(In support) The underlying legislation that this bill amends, known as "Hailey's Law," passed in 2011 as the result of a tragic case. A person was caught driving drunk and was taken to jail, but the jail was overbooked and the officer brought the defendant home. She retrieved her car while still under the influence and hit and severely injured another person. This person spent months at the hospital and in a nursing home, had to use a wheelchair and a walker, and endured a hip replacement and other procedures. The perpetrator had two impaired driving offenses in one day. If this law had been in effect, that never would have happened.
The law was overturned by the court. This bill is an effort to reinstate the law, while satisfying the court's concerns over the seizure component. The officer has discretion as to whether or not to impound, but if they do, the vehicle must be held for 12 hours while the person becomes sober. The issues the underlying legislation was designed to address continue to persist. There was a recent case in Seattle in which an impaired driving offender retrieved their vehicle, which was not subject to mandatory impound, and reoffended in the same day, causing an accident. A vehicle in the hands of someone under the influence is a weapon. Separating people from their vehicles is the least that can be done.

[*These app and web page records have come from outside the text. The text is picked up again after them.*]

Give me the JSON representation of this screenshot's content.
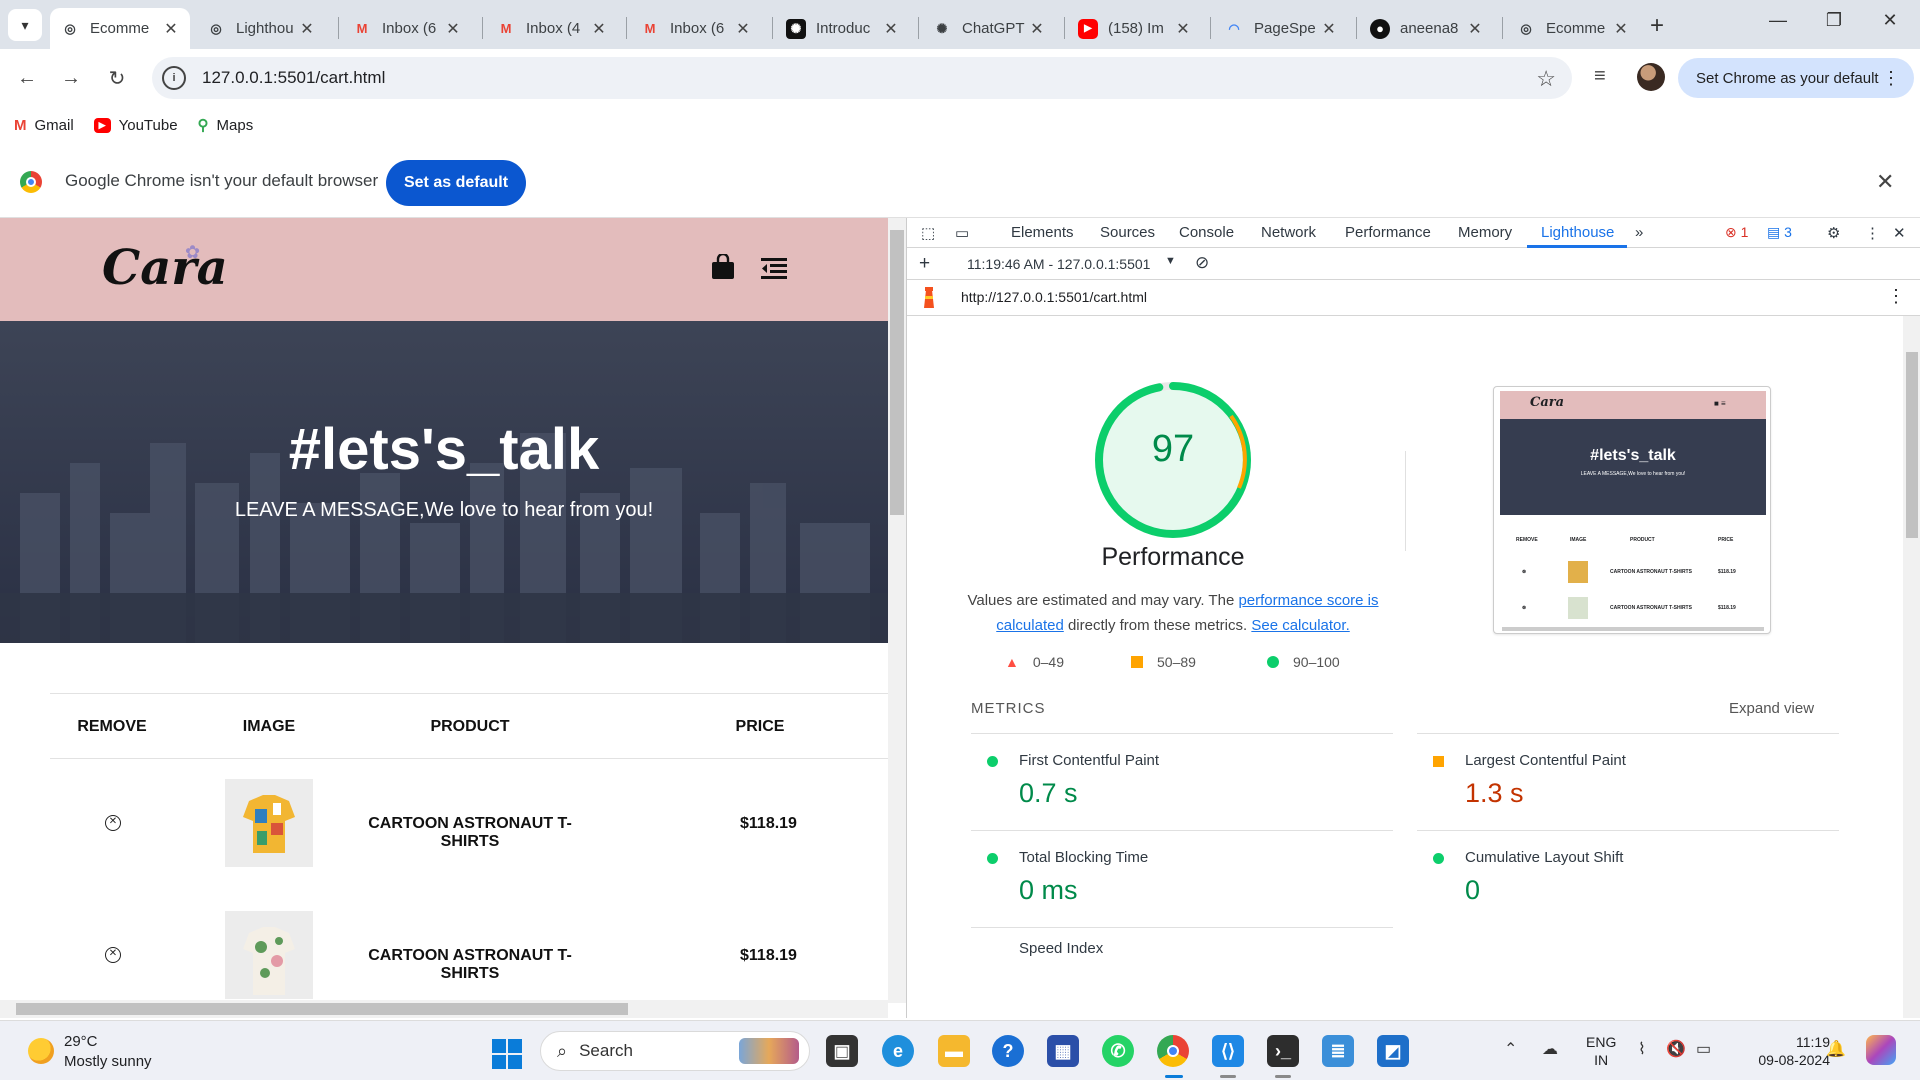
{
  "browser": {
    "tabs": [
      {
        "title": "Ecomme",
        "icon": "globe-icon",
        "active": true
      },
      {
        "title": "Lighthou",
        "icon": "globe-icon"
      },
      {
        "title": "Inbox (6",
        "icon": "gmail-icon"
      },
      {
        "title": "Inbox (4",
        "icon": "gmail-icon"
      },
      {
        "title": "Inbox (6",
        "icon": "gmail-icon"
      },
      {
        "title": "Introduc",
        "icon": "openai-icon"
      },
      {
        "title": "ChatGPT",
        "icon": "openai-icon"
      },
      {
        "title": "(158) Im",
        "icon": "youtube-icon"
      },
      {
        "title": "PageSpe",
        "icon": "pagespeed-icon"
      },
      {
        "title": "aneena8",
        "icon": "github-icon"
      },
      {
        "title": "Ecomme",
        "icon": "globe-icon"
      }
    ],
    "url": "127.0.0.1:5501/cart.html",
    "default_button": "Set Chrome as your default",
    "bookmarks": [
      {
        "label": "Gmail",
        "icon": "gmail-icon"
      },
      {
        "label": "YouTube",
        "icon": "youtube-icon"
      },
      {
        "label": "Maps",
        "icon": "maps-icon"
      }
    ],
    "infobar": {
      "message": "Google Chrome isn't your default browser",
      "button": "Set as default"
    }
  },
  "page": {
    "logo": "Cara",
    "hero_title": "#lets's_talk",
    "hero_subtitle": "LEAVE A MESSAGE,We love to hear from you!",
    "table_headers": [
      "REMOVE",
      "IMAGE",
      "PRODUCT",
      "PRICE"
    ],
    "rows": [
      {
        "product": "CARTOON ASTRONAUT T-SHIRTS",
        "price": "$118.19"
      },
      {
        "product": "CARTOON ASTRONAUT T-SHIRTS",
        "price": "$118.19"
      }
    ]
  },
  "devtools": {
    "tabs": [
      "Elements",
      "Sources",
      "Console",
      "Network",
      "Performance",
      "Memory",
      "Lighthouse"
    ],
    "active_tab": "Lighthouse",
    "errors": "1",
    "messages": "3",
    "report_time": "11:19:46 AM - 127.0.0.1:5501",
    "report_url": "http://127.0.0.1:5501/cart.html",
    "score": 97,
    "score_title": "Performance",
    "desc_part1": "Values are estimated and may vary. The ",
    "desc_link1": "performance score is calculated",
    "desc_part2": " directly from these metrics. ",
    "desc_link2": "See calculator.",
    "legend": [
      "0–49",
      "50–89",
      "90–100"
    ],
    "metrics_title": "METRICS",
    "expand_view": "Expand view",
    "metrics": [
      {
        "label": "First Contentful Paint",
        "value": "0.7 s",
        "status": "pass"
      },
      {
        "label": "Largest Contentful Paint",
        "value": "1.3 s",
        "status": "average"
      },
      {
        "label": "Total Blocking Time",
        "value": "0 ms",
        "status": "pass"
      },
      {
        "label": "Cumulative Layout Shift",
        "value": "0",
        "status": "pass"
      },
      {
        "label": "Speed Index",
        "value": "",
        "status": "pass"
      }
    ],
    "thumb": {
      "logo": "Cara",
      "title": "#lets's_talk",
      "subtitle": "LEAVE A MESSAGE,We love to hear from you!",
      "headers": [
        "REMOVE",
        "IMAGE",
        "PRODUCT",
        "PRICE"
      ],
      "product": "CARTOON ASTRONAUT T-SHIRTS",
      "price": "$118.19"
    }
  },
  "taskbar": {
    "temp": "29°C",
    "weather": "Mostly sunny",
    "search_placeholder": "Search",
    "lang_line1": "ENG",
    "lang_line2": "IN",
    "time": "11:19",
    "date": "09-08-2024"
  },
  "colors": {
    "pass": "#0cce6b",
    "average": "#ffa400",
    "fail": "#ff4e42",
    "header_pink": "#e3bcbc",
    "accent_blue": "#1a73e8"
  }
}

This bill is a safety bill and is important to the towing industry. The towing industry is not getting a windfall from these cases and appreciates the reduction in the liability that can arise when a person attempts to redeem his or her vehicle while still impaired. Currently, vehicles are still being impounded, but not held for 12 hours. Tow companies are told to call the police when an intoxicated person tries to retrieve a vehicle, but police have more serious crimes to handle. In other cases, law enforcement are not impounding and vehicles are left in unsafe places on the road. Tow drivers are also put in dangerous situations when impaired drivers are released from custody and show up to a scene to take a car while still impaired.
(Other) It was known that this was a grossly unconstitutional bill when it was considered nine years ago. There are tragic situations at issue, but people fought and died for the Constitution and against living in a fascist state. This bill will again abridge constitutional rights. The tone of this bill is that the Legislature intends to do the same thing they did last time, with a bad faith workaround of what is seen as a technical impediment. There should be a good faith determination that impound is reasonable under the circumstances, and the law should spell out a set of requirements that should be considered.
Persons Testifying: (In support) Representative Van Werven, prime sponsor; Hailey Huntley (French); Dan Johnson Sr., Industry Consultant; Matthew Porter, 24 Hour Towing and Towing and Recovery Association of Washington; Emily Wade, Big D Towing, Day & Nite Towing, Jim's Northgate Towing, and Towing and Recovery Association of Washington; and James McMahan, Washington Association of Sheriffs and Police Chiefs.
(Other) Arthur West.
Persons Signed In To Testify But Not Testifying: None.